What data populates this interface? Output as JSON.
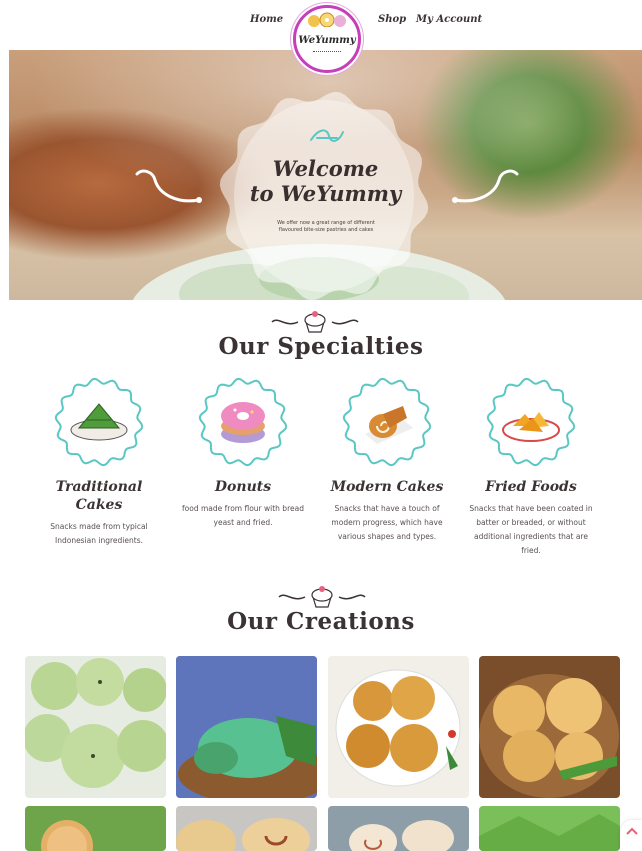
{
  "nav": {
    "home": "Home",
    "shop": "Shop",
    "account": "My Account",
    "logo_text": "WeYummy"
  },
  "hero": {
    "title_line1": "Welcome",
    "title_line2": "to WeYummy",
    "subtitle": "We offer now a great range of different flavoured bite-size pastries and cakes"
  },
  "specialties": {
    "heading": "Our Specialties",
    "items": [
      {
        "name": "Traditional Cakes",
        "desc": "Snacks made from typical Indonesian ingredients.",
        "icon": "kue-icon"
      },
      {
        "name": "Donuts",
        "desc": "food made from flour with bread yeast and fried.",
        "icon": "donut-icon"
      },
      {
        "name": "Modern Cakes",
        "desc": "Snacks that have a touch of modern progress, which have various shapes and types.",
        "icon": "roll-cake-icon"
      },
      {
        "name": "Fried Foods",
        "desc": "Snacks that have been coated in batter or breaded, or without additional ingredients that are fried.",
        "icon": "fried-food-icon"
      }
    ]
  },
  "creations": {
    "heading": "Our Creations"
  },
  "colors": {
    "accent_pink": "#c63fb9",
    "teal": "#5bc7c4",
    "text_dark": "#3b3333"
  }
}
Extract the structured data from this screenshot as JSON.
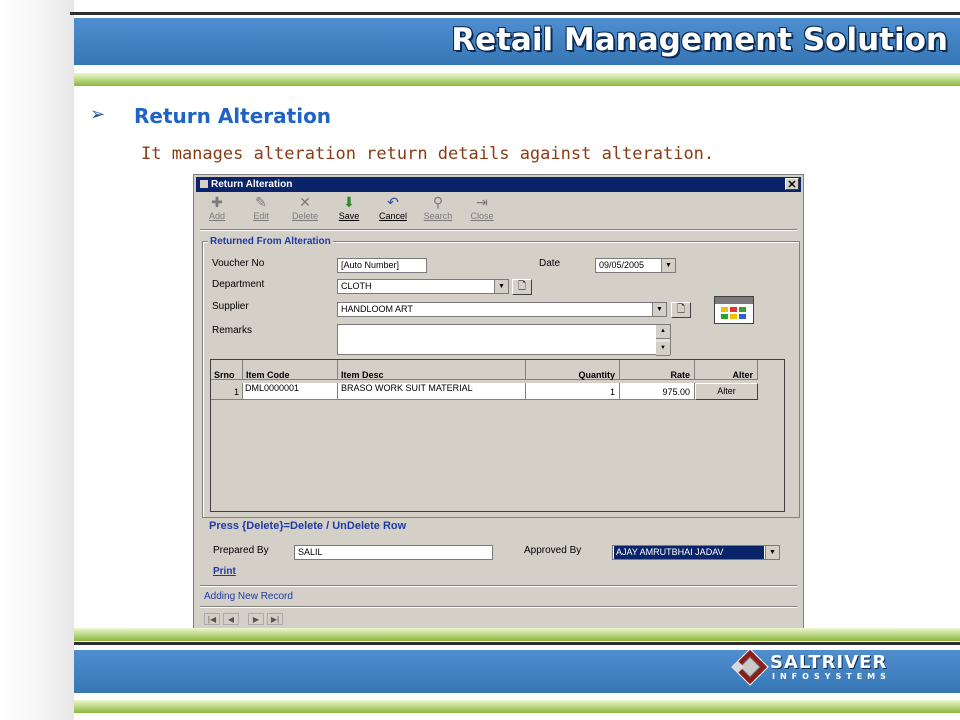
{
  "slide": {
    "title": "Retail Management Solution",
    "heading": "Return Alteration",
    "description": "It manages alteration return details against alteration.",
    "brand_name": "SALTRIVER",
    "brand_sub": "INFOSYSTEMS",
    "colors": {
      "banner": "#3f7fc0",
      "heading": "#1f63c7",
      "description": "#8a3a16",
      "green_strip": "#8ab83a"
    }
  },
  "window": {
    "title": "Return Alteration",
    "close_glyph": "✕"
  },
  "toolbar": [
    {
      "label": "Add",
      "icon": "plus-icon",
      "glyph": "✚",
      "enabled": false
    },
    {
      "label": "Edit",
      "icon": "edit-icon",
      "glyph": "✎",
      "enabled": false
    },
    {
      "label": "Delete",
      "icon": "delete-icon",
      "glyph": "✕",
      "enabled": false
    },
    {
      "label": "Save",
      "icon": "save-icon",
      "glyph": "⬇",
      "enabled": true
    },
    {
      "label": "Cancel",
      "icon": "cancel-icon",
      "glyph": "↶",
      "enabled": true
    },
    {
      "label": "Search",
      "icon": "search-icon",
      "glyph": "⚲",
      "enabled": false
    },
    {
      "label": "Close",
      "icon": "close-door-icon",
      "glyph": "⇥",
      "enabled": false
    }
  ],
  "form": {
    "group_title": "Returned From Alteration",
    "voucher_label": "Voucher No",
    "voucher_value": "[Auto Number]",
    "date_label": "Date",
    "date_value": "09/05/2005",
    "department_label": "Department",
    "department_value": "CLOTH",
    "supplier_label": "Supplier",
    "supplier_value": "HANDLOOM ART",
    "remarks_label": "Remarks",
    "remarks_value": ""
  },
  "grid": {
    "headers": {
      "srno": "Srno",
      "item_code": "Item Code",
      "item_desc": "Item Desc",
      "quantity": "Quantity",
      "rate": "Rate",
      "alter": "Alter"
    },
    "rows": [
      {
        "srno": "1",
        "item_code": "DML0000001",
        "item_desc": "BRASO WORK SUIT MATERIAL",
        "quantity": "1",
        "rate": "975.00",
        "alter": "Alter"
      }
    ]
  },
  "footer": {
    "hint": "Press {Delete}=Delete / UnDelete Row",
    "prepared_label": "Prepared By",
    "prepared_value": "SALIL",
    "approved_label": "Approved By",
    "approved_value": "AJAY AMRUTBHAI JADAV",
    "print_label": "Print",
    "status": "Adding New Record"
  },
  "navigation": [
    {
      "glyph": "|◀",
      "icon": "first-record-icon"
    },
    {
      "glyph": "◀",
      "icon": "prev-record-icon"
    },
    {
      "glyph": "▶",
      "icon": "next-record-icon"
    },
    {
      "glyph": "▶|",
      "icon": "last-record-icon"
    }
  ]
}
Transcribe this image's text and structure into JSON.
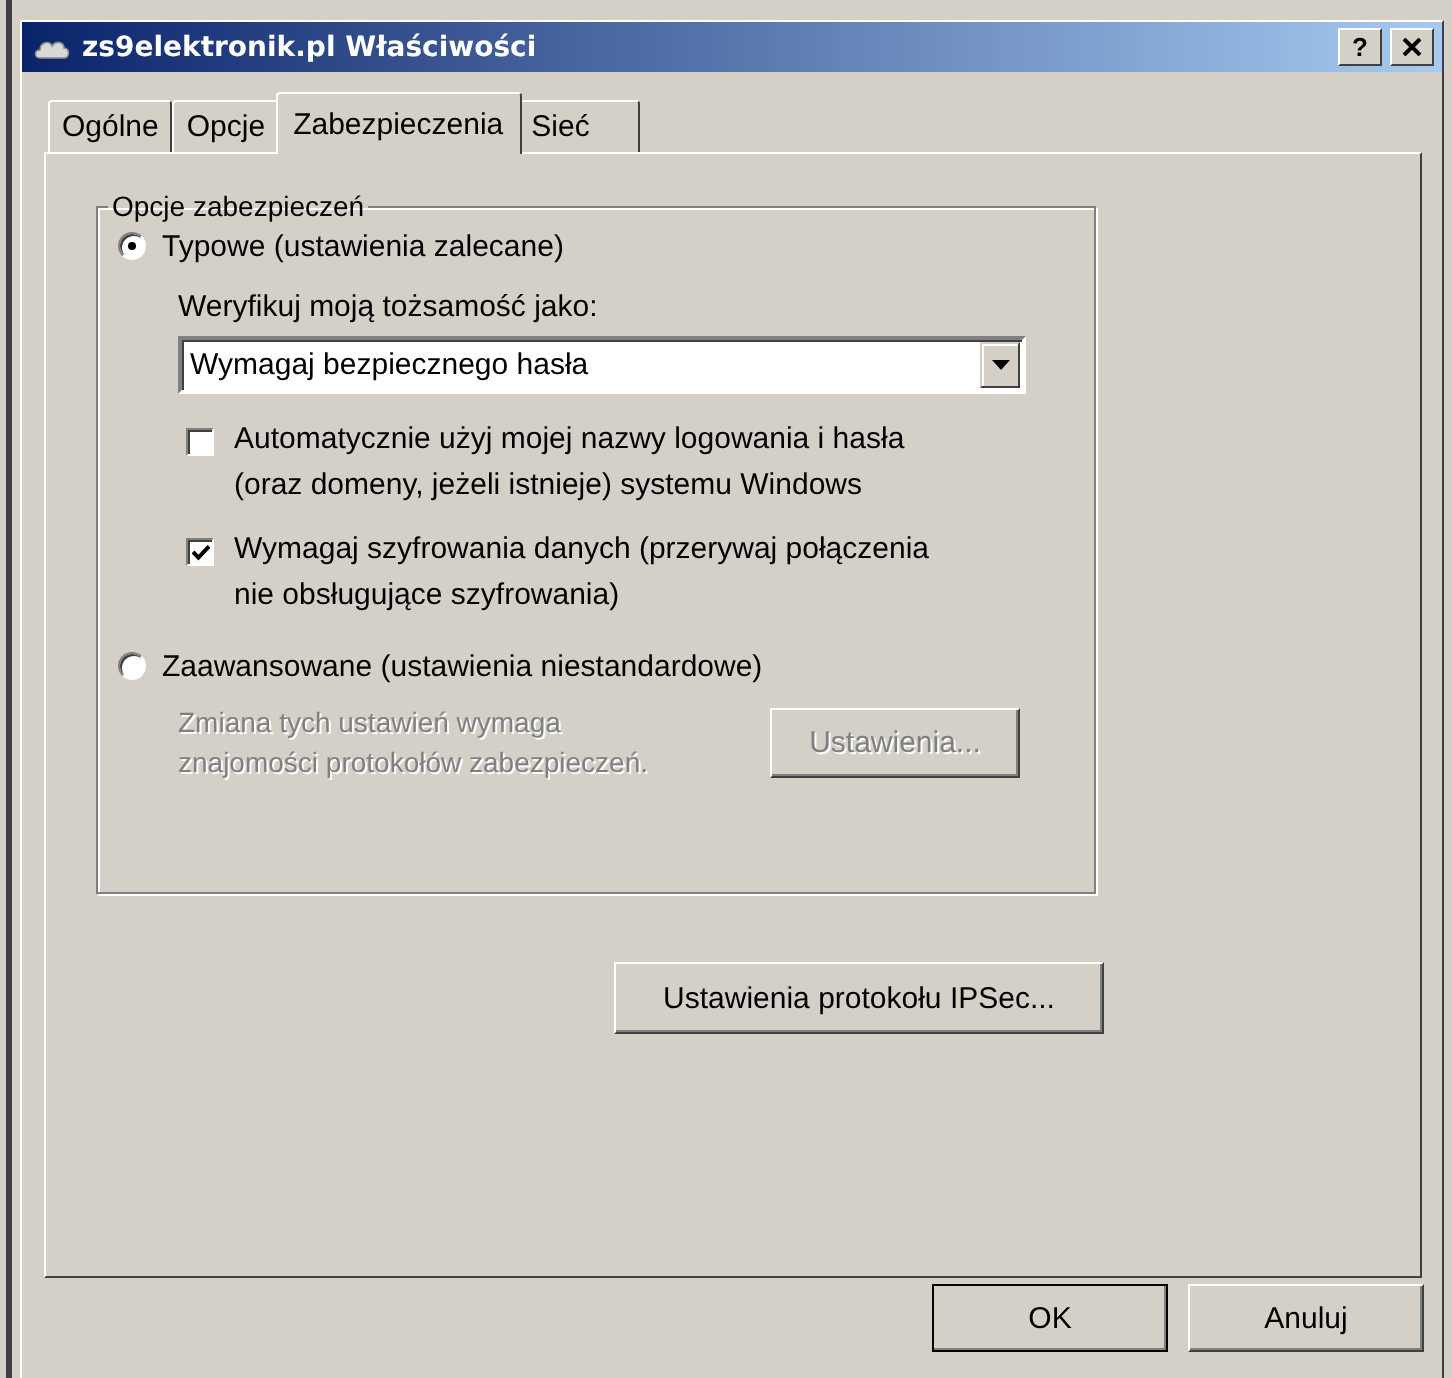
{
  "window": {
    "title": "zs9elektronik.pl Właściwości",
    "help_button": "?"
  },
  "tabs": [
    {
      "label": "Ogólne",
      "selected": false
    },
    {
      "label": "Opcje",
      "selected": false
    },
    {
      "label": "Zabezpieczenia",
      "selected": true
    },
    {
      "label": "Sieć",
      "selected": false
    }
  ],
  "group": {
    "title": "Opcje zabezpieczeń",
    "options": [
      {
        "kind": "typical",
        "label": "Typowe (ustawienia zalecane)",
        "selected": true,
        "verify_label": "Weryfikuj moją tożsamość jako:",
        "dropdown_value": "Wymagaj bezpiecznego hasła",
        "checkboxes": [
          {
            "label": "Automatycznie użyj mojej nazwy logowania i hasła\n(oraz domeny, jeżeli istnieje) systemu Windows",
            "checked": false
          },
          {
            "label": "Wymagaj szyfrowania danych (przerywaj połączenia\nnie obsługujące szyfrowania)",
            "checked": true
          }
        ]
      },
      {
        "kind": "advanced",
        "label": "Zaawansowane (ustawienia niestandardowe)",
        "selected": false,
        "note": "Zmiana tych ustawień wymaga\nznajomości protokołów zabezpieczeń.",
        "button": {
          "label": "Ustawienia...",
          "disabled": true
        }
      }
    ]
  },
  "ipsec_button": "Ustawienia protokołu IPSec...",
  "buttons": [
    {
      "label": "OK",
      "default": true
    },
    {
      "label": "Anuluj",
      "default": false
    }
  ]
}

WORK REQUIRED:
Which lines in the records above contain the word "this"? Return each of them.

YOUR SOLUTION:
What data populates this interface? Output as JSON.
Extract the structured data from this screenshot as JSON.
Transcribe this image's text and structure into JSON.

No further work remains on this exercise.